── GIVEN RECORDS ──

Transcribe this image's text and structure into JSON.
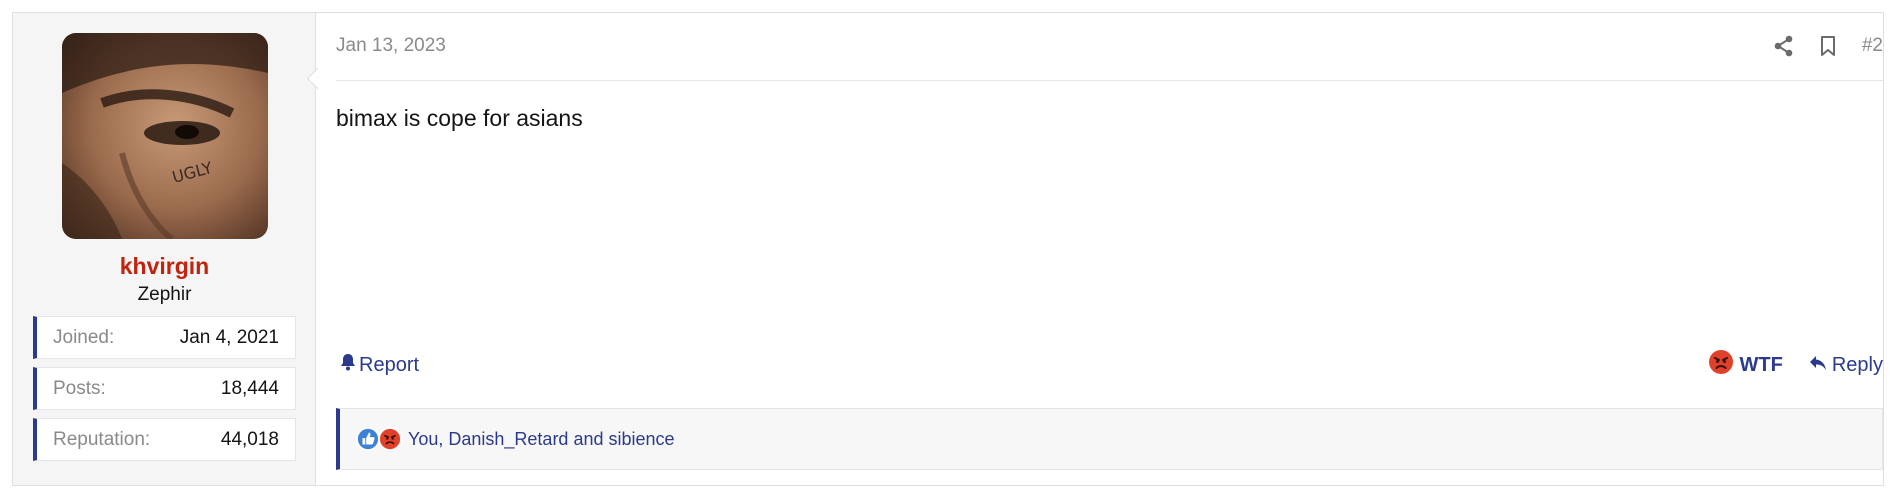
{
  "user": {
    "username": "khvirgin",
    "title": "Zephir",
    "stats": [
      {
        "label": "Joined:",
        "value": "Jan 4, 2021"
      },
      {
        "label": "Posts:",
        "value": "18,444"
      },
      {
        "label": "Reputation:",
        "value": "44,018"
      }
    ],
    "avatar_icon": "avatar-photo"
  },
  "post": {
    "date": "Jan 13, 2023",
    "number": "#2",
    "body": "bimax is cope for asians"
  },
  "actions": {
    "report_label": "Report",
    "reaction_label": "WTF",
    "reply_label": "Reply",
    "share_icon": "share-icon",
    "bookmark_icon": "bookmark-icon"
  },
  "reactions": {
    "summary": "You, Danish_Retard and sibience",
    "icons": [
      "like-reaction-icon",
      "angry-reaction-icon"
    ]
  },
  "colors": {
    "username": "#c0230e",
    "accent": "#2b3a8c",
    "muted": "#8a8a8a"
  }
}
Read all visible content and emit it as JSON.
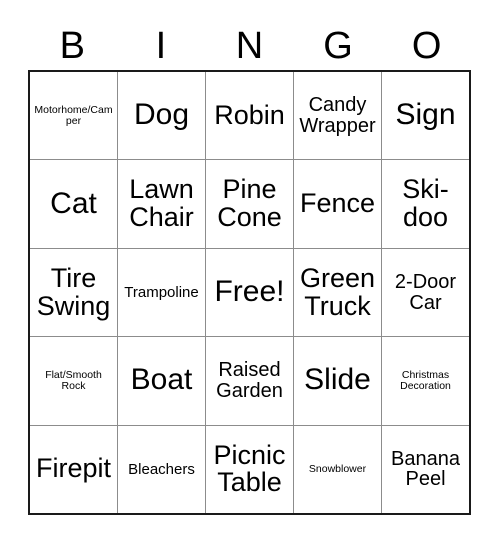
{
  "header": {
    "letters": [
      "B",
      "I",
      "N",
      "G",
      "O"
    ]
  },
  "colors": {
    "background": "#ffffff",
    "text": "#000000",
    "outer_border": "#1a1a1a",
    "inner_grid_line": "#8c8c8c"
  },
  "card": {
    "columns": 5,
    "rows": 5,
    "free_space_label": "Free!",
    "free_space_position": {
      "row": 3,
      "column": 3
    },
    "cells": [
      [
        {
          "label": "Motorhome/Camper",
          "size": "xs"
        },
        {
          "label": "Dog",
          "size": "xl"
        },
        {
          "label": "Robin",
          "size": "lg"
        },
        {
          "label": "Candy Wrapper",
          "size": "md"
        },
        {
          "label": "Sign",
          "size": "xl"
        }
      ],
      [
        {
          "label": "Cat",
          "size": "xl"
        },
        {
          "label": "Lawn Chair",
          "size": "lg"
        },
        {
          "label": "Pine Cone",
          "size": "lg"
        },
        {
          "label": "Fence",
          "size": "lg"
        },
        {
          "label": "Ski-doo",
          "size": "lg"
        }
      ],
      [
        {
          "label": "Tire Swing",
          "size": "lg"
        },
        {
          "label": "Trampoline",
          "size": "sm"
        },
        {
          "label": "Free!",
          "size": "xl"
        },
        {
          "label": "Green Truck",
          "size": "lg"
        },
        {
          "label": "2-Door Car",
          "size": "md"
        }
      ],
      [
        {
          "label": "Flat/Smooth Rock",
          "size": "xs"
        },
        {
          "label": "Boat",
          "size": "xl"
        },
        {
          "label": "Raised Garden",
          "size": "md"
        },
        {
          "label": "Slide",
          "size": "xl"
        },
        {
          "label": "Christmas Decoration",
          "size": "xs"
        }
      ],
      [
        {
          "label": "Firepit",
          "size": "lg"
        },
        {
          "label": "Bleachers",
          "size": "sm"
        },
        {
          "label": "Picnic Table",
          "size": "lg"
        },
        {
          "label": "Snowblower",
          "size": "xs"
        },
        {
          "label": "Banana Peel",
          "size": "md"
        }
      ]
    ]
  }
}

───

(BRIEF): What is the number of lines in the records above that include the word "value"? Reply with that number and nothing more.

(ANSWER): 3